##### EXERCISE MATERIAL

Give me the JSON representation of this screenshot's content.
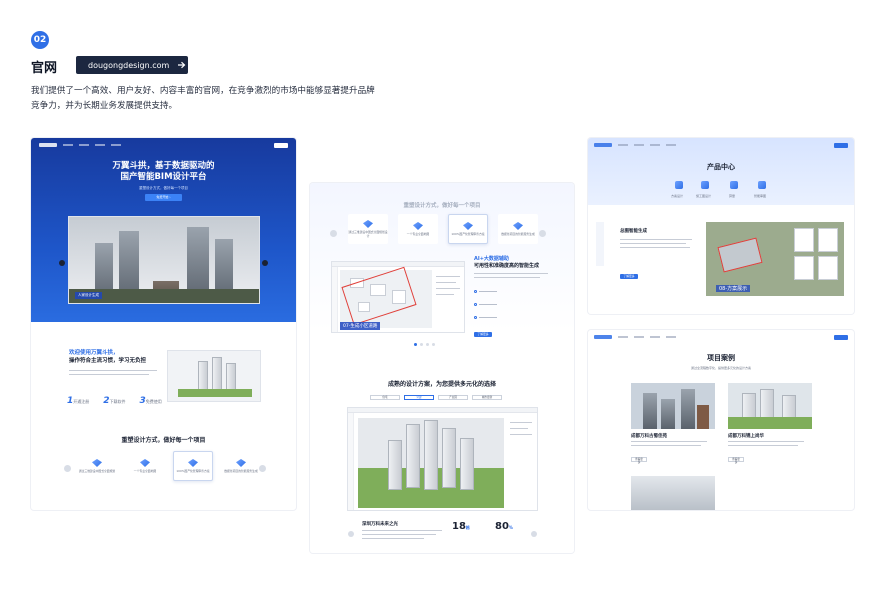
{
  "header": {
    "number": "02",
    "title": "官网",
    "domain": "dougongdesign.com",
    "arrow_icon": "arrow-right-icon",
    "description": "我们提供了一个高效、用户友好、内容丰富的官网，在竞争激烈的市场中能够显著提升品牌竞争力，并为长期业务发展提供支持。"
  },
  "left": {
    "brand": "万翼斗拱",
    "hero_title_1": "万翼斗拱，基于数据驱动的",
    "hero_title_2": "国产智能BIM设计平台",
    "hero_sub": "重塑设计方式，做好每一个项目",
    "hero_cta": "免费开始 ›",
    "caption": "人家设计生成",
    "welcome_1": "欢迎使用万翼斗拱，",
    "welcome_2": "操作符合主流习惯，学习无负担",
    "steps": [
      "1",
      "2",
      "3"
    ],
    "steps_labels": [
      "开通注册",
      "下载软件",
      "免费使用"
    ],
    "section_title": "重塑设计方式，做好每一个项目",
    "cards": [
      "通过三维建设中国式全面规划",
      "一个专业全面地图",
      "100%国产化管理审查方案",
      "数据化项目的智能服务生成"
    ]
  },
  "middle": {
    "section_title": "重塑设计方式，做好每一个项目",
    "cards": [
      "通过三维建设中国式全面规划设计",
      "一个专业全面地图",
      "100%国产化管理审查方案",
      "数据化项目的智能服务生成"
    ],
    "caption": "07-生成小区道路",
    "ai_1": "AI+大数据辅助",
    "ai_2": "可用性和准确度高的智能生成",
    "cta": "了解更多",
    "section2_title": "成熟的设计方案，为您提供多元化的选择",
    "tabs": [
      "住宅",
      "公建",
      "产业园",
      "城市更新"
    ],
    "project_title": "深圳万科未来之光",
    "stat1_num": "18",
    "stat1_unit": "栋",
    "stat2_num": "80",
    "stat2_unit": "%"
  },
  "right_top": {
    "brand": "万翼斗拱",
    "title": "产品中心",
    "tabs": [
      "方案设计",
      "施工图设计",
      "算量",
      "智能审图"
    ],
    "feature_title": "总图智能生成",
    "feature_cta": "了解更多",
    "caption": "08-方案展示"
  },
  "right_bottom": {
    "title": "项目案例",
    "subtitle": "通过全流程数字化，提供更多元化的设计方案",
    "case1": "成都万科古蜀佳苑",
    "case2": "成都万科锦上尚华",
    "more": "查看更多"
  }
}
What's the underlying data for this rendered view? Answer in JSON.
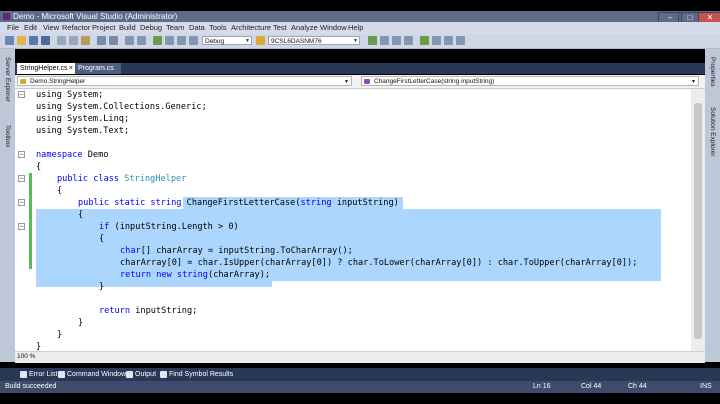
{
  "titlebar": {
    "title": "Demo - Microsoft Visual Studio (Administrator)",
    "minimize": "–",
    "maximize": "□",
    "close": "✕"
  },
  "menu": [
    "File",
    "Edit",
    "View",
    "Refactor",
    "Project",
    "Build",
    "Debug",
    "Team",
    "Data",
    "Tools",
    "Architecture",
    "Test",
    "Analyze",
    "Window",
    "Help"
  ],
  "toolbar": {
    "config": "Debug",
    "platform": "9CSL6DASNM76"
  },
  "left_side_tabs": [
    "Server Explorer",
    "Toolbox"
  ],
  "right_side_tabs": [
    "Properties",
    "Solution Explorer"
  ],
  "tabs": [
    {
      "label": "StringHelper.cs",
      "close": "×"
    },
    {
      "label": "Program.cs"
    }
  ],
  "navbar": {
    "class": "Demo.StringHelper",
    "member": "ChangeFirstLetterCase(string inputString)"
  },
  "code": {
    "line1": "using System;",
    "line2": "using System.Collections.Generic;",
    "line3": "using System.Linq;",
    "line4": "using System.Text;",
    "line6_kw": "namespace",
    "line6_rest": " Demo",
    "line7": "{",
    "line8_kw": "public class",
    "line8_type": "StringHelper",
    "line9": "{",
    "line10_kw1": "public static string",
    "line10_name": "ChangeFirstLetterCase(",
    "line10_kw2": "string",
    "line10_rest": " inputString)",
    "line11": "{",
    "line12_kw": "if",
    "line12_rest": " (inputString.Length > 0)",
    "line13": "{",
    "line14_kw": "char",
    "line14_rest": "[] charArray = inputString.ToCharArray();",
    "line15": "charArray[0] = char.IsUpper(charArray[0]) ? char.ToLower(charArray[0]) : char.ToUpper(charArray[0]);",
    "line16_kw": "return new string",
    "line16_rest": "(charArray);",
    "line17": "}",
    "line19_kw": "return",
    "line19_rest": " inputString;",
    "line20": "}",
    "line21": "}",
    "line22": "}"
  },
  "zoom": "100 %",
  "bottom_tabs": [
    "Error List",
    "Command Window",
    "Output",
    "Find Symbol Results"
  ],
  "status": {
    "message": "Build succeeded",
    "ln": "Ln 16",
    "col": "Col 44",
    "ch": "Ch 44",
    "mode": "INS"
  }
}
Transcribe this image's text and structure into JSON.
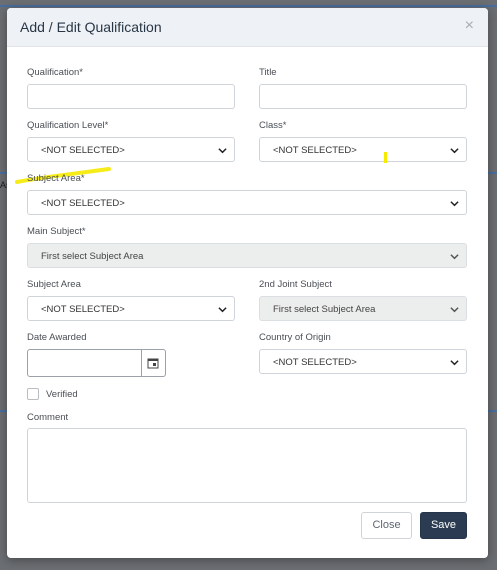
{
  "modal": {
    "title": "Add / Edit Qualification",
    "close_glyph": "×"
  },
  "form": {
    "qualification_label": "Qualification*",
    "qualification_value": "",
    "title_label": "Title",
    "title_value": "",
    "qualification_level_label": "Qualification Level*",
    "qualification_level_value": "<NOT SELECTED>",
    "class_label": "Class*",
    "class_value": "<NOT SELECTED>",
    "subject_area_label": "Subject Area*",
    "subject_area_value": "<NOT SELECTED>",
    "main_subject_label": "Main Subject*",
    "main_subject_value": "First select Subject Area",
    "subject_area2_label": "Subject Area",
    "subject_area2_value": "<NOT SELECTED>",
    "joint_subject_label": "2nd Joint Subject",
    "joint_subject_value": "First select Subject Area",
    "date_awarded_label": "Date Awarded",
    "date_awarded_value": "",
    "country_label": "Country of Origin",
    "country_value": "<NOT SELECTED>",
    "verified_label": "Verified",
    "verified_checked": false,
    "comment_label": "Comment",
    "comment_value": ""
  },
  "buttons": {
    "close_label": "Close",
    "save_label": "Save"
  },
  "colors": {
    "highlight": "#f5ea00",
    "save_button": "#2b3c52",
    "header_bg": "#eef1f5"
  },
  "background": {
    "fragment_text": "As"
  }
}
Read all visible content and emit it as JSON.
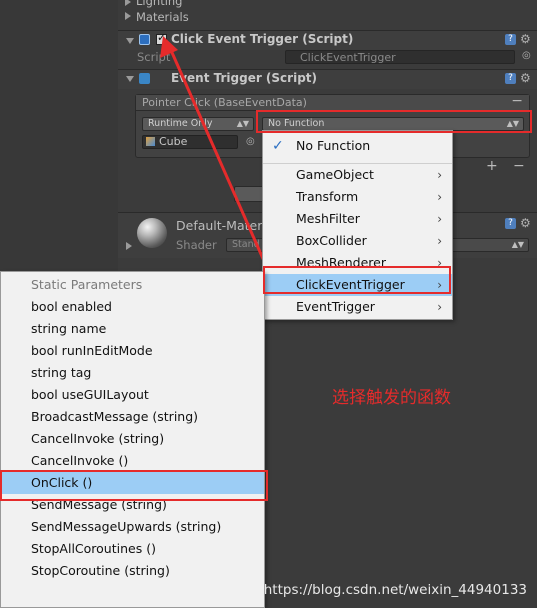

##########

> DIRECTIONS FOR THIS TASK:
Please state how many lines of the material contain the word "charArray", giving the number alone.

> EXERCISE RESPONSE:
3